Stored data
____

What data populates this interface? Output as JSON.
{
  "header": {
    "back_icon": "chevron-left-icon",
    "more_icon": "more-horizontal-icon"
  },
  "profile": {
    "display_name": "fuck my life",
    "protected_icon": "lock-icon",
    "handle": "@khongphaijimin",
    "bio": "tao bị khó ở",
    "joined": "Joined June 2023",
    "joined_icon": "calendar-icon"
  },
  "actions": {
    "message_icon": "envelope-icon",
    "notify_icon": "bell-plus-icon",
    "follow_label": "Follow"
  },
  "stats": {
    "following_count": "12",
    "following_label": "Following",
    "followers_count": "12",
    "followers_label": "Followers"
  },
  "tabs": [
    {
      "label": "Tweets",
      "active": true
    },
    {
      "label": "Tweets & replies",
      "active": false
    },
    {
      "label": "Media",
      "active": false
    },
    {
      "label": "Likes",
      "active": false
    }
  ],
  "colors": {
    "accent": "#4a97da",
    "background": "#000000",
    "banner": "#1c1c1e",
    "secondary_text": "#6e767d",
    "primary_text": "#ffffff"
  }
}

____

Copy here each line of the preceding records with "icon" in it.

> EXERCISE RESPONSE:
    "back_icon": "chevron-left-icon",
    "more_icon": "more-horizontal-icon"
    "protected_icon": "lock-icon",
    "joined_icon": "calendar-icon"
    "message_icon": "envelope-icon",
    "notify_icon": "bell-plus-icon",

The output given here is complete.